» **TASK TO COMPLETE**: Wherever a line in the data holds the word "label", pull that line out.

───── DATA SUPPLIED

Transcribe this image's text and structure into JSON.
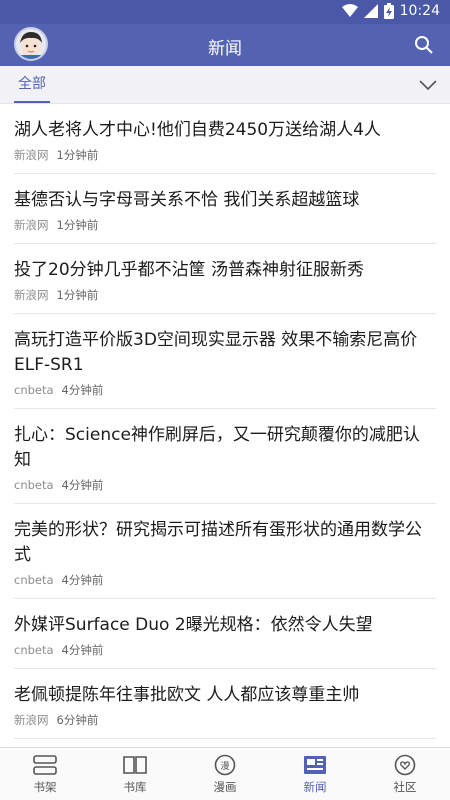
{
  "status": {
    "time": "10:24",
    "battery_icon": "battery-charging-icon",
    "signal_icon": "signal-icon",
    "wifi_icon": "wifi-icon"
  },
  "header": {
    "title": "新闻",
    "search_icon": "search-icon",
    "avatar": "user-avatar"
  },
  "tabs": {
    "active": "全部",
    "expand_icon": "chevron-down-icon"
  },
  "news": [
    {
      "headline": "湖人老将人才中心!他们自费2450万送给湖人4人",
      "source": "新浪网",
      "time": "1分钟前"
    },
    {
      "headline": "基德否认与字母哥关系不恰 我们关系超越篮球",
      "source": "新浪网",
      "time": "1分钟前"
    },
    {
      "headline": "投了20分钟几乎都不沾筐 汤普森神射征服新秀",
      "source": "新浪网",
      "time": "1分钟前"
    },
    {
      "headline": "高玩打造平价版3D空间现实显示器 效果不输索尼高价ELF-SR1",
      "source": "cnbeta",
      "time": "4分钟前"
    },
    {
      "headline": "扎心：Science神作刷屏后，又一研究颠覆你的减肥认知",
      "source": "cnbeta",
      "time": "4分钟前"
    },
    {
      "headline": "完美的形状？研究揭示可描述所有蛋形状的通用数学公式",
      "source": "cnbeta",
      "time": "4分钟前"
    },
    {
      "headline": "外媒评Surface Duo 2曝光规格：依然令人失望",
      "source": "cnbeta",
      "time": "4分钟前"
    },
    {
      "headline": "老佩顿提陈年往事批欧文 人人都应该尊重主帅",
      "source": "新浪网",
      "time": "6分钟前"
    }
  ],
  "nav": [
    {
      "label": "书架",
      "icon": "bookshelf-icon"
    },
    {
      "label": "书库",
      "icon": "open-book-icon"
    },
    {
      "label": "漫画",
      "icon": "comic-icon"
    },
    {
      "label": "新闻",
      "icon": "newspaper-icon",
      "active": true
    },
    {
      "label": "社区",
      "icon": "community-heart-icon"
    }
  ],
  "colors": {
    "primary": "#5462b2",
    "statusbar": "#4a58a8"
  }
}
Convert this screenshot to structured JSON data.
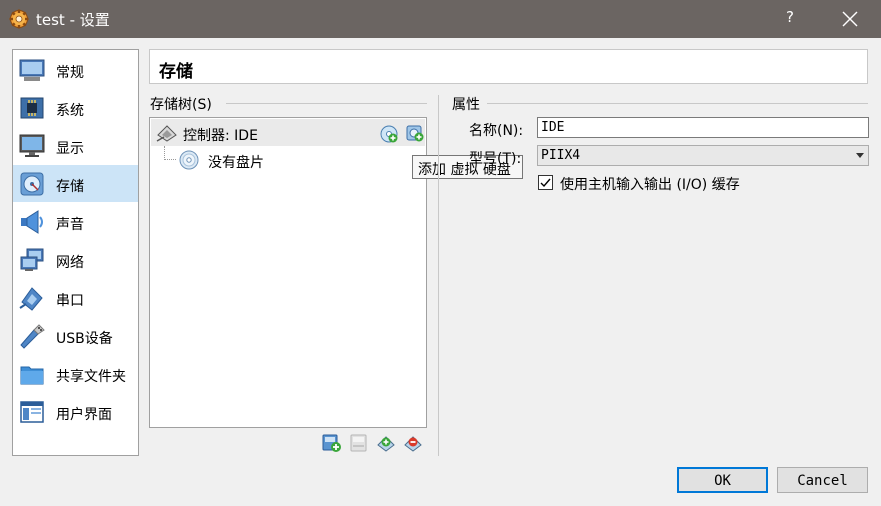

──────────

» **EXERCISE ANSWER**:
      "label": "书架",
      "label": "书库",
      "label": "漫画",
      "label": "新闻",
      "label": "社区",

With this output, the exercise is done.